Under pressure from IBM, Novell and the Linux community, SCO Group said on Friday it will open up next week "hundreds of lines of Linux code" that will put to rest industry doubts about its legal case against IBM.
"This will be of benefit to the software community and opportunity to see the tip of the iceberg of the evidence SCO has gathered," said SCO CEO Darl McBride, who said customers, analysts and media will be able to view the code under non-disclosure beginning next week. "There are direct lines of code from Unix and Unixware in Linux and in the Linux kernel."
He also said Novell "caused confusion" earlier this week by alleging that it--and not SCO--owned the patents and copyrights to Unix.

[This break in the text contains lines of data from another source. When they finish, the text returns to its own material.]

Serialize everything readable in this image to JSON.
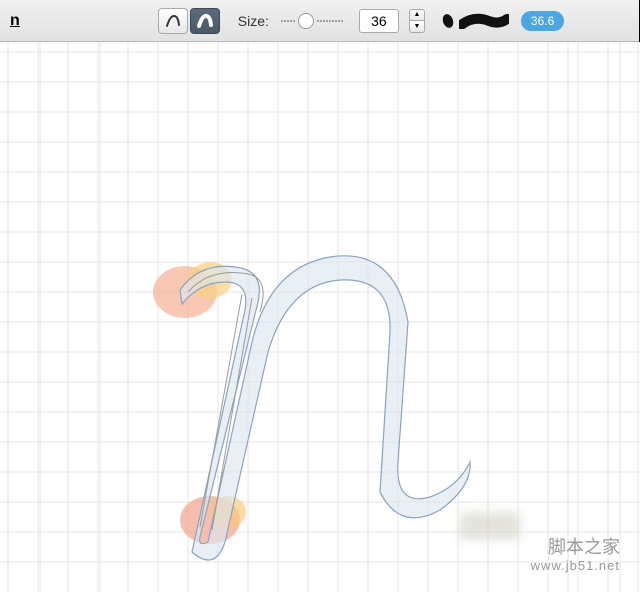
{
  "toolbar": {
    "character": "n",
    "sizeLabel": "Size:",
    "sizeValue": "36",
    "brushValue": "36.6"
  },
  "watermark": {
    "title": "脚本之家",
    "url": "www.jb51.net"
  }
}
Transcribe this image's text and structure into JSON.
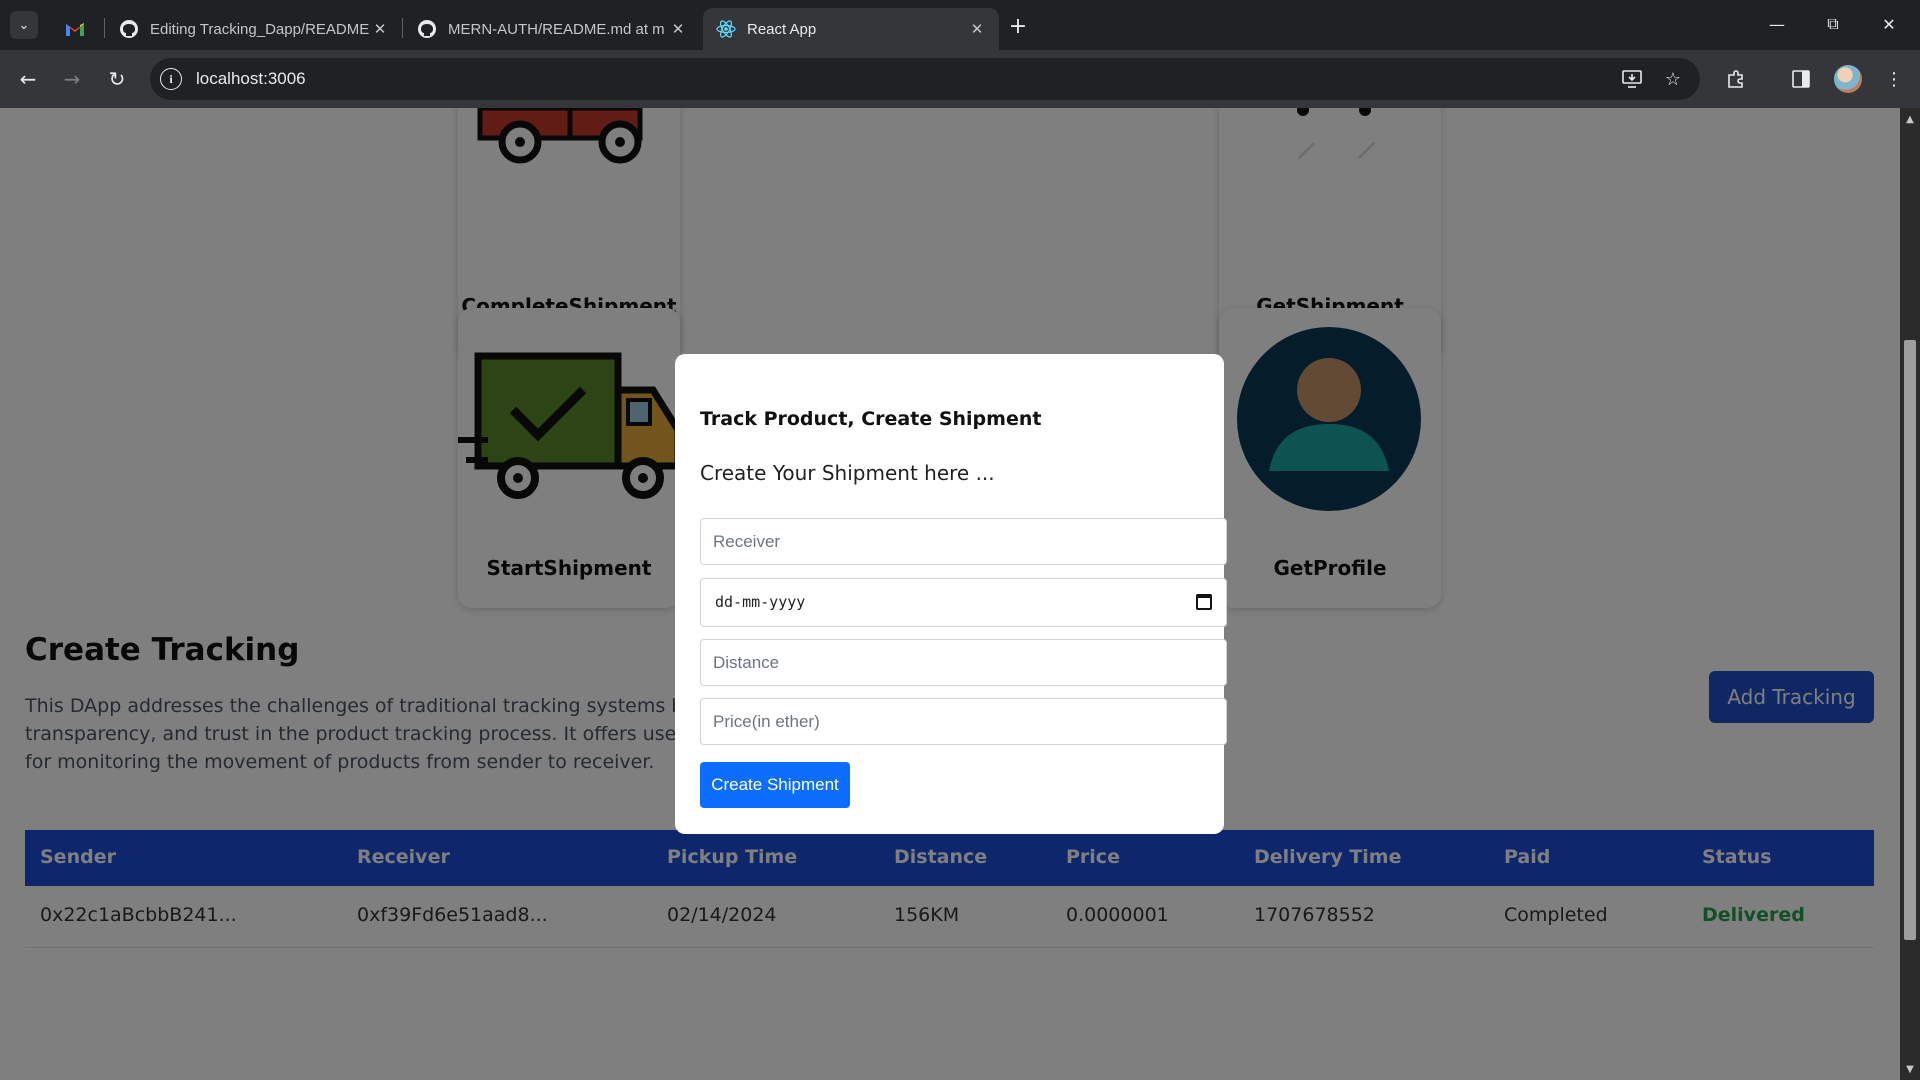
{
  "browser": {
    "tabs": [
      {
        "label": "",
        "icon": "gmail-icon"
      },
      {
        "label": "Editing Tracking_Dapp/README",
        "icon": "github-icon"
      },
      {
        "label": "MERN-AUTH/README.md at m",
        "icon": "github-icon"
      },
      {
        "label": "React App",
        "icon": "react-icon"
      }
    ],
    "url": "localhost:3006"
  },
  "services": [
    {
      "label": "CompleteShipment",
      "icon": "truck-icon"
    },
    {
      "label": "GetShipment",
      "icon": "shipment-icon"
    },
    {
      "label": "StartShipment",
      "icon": "delivery-truck-check-icon"
    },
    {
      "label": "GetProfile",
      "icon": "user-avatar-icon"
    }
  ],
  "tracking": {
    "title": "Create Tracking",
    "description": "This DApp addresses the challenges of traditional tracking systems by leve provide enhanced security, transparency, and trust in the product tracking process. It offers users a reliable and efficient solution for monitoring the movement of products from sender to receiver.",
    "add_button": "Add Tracking"
  },
  "table": {
    "headers": [
      "Sender",
      "Receiver",
      "Pickup Time",
      "Distance",
      "Price",
      "Delivery Time",
      "Paid",
      "Status"
    ],
    "rows": [
      [
        "0x22c1aBcbbB241...",
        "0xf39Fd6e51aad8...",
        "02/14/2024",
        "156KM",
        "0.0000001",
        "1707678552",
        "Completed",
        "Delivered"
      ]
    ]
  },
  "modal": {
    "title": "Track Product, Create Shipment",
    "subtitle": "Create Your Shipment here ...",
    "receiver_placeholder": "Receiver",
    "date_placeholder": "dd-mm-yyyy",
    "distance_placeholder": "Distance",
    "price_placeholder": "Price(in ether)",
    "submit": "Create Shipment"
  },
  "colors": {
    "accent": "#0d6efd",
    "table_header": "#1d4ed8",
    "status_delivered": "#22a04a"
  }
}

McBride, a former Novell executive himself, said he was "surprised" about Novells letter challenging SCOs ownership of Unix earlier this week and claimed Novells claims to Unix copyrights and patent issues have no merit, but said SCO attorneys will meet with Novell.
McBride said while SCOs attorneys will face off against Novell attorneys on those claims, the companys case against IBM is based on contracts--not patents and copyright issues.
Once again, McBride defended the breach-of-contract lawsuit it filed against IBM on March 7 charging Big Blue misappropriated Unix System V code licensed from SCO. It also emphasized its legal right to enforce its 30,000 System V contracts signed with more than 6,000 companies.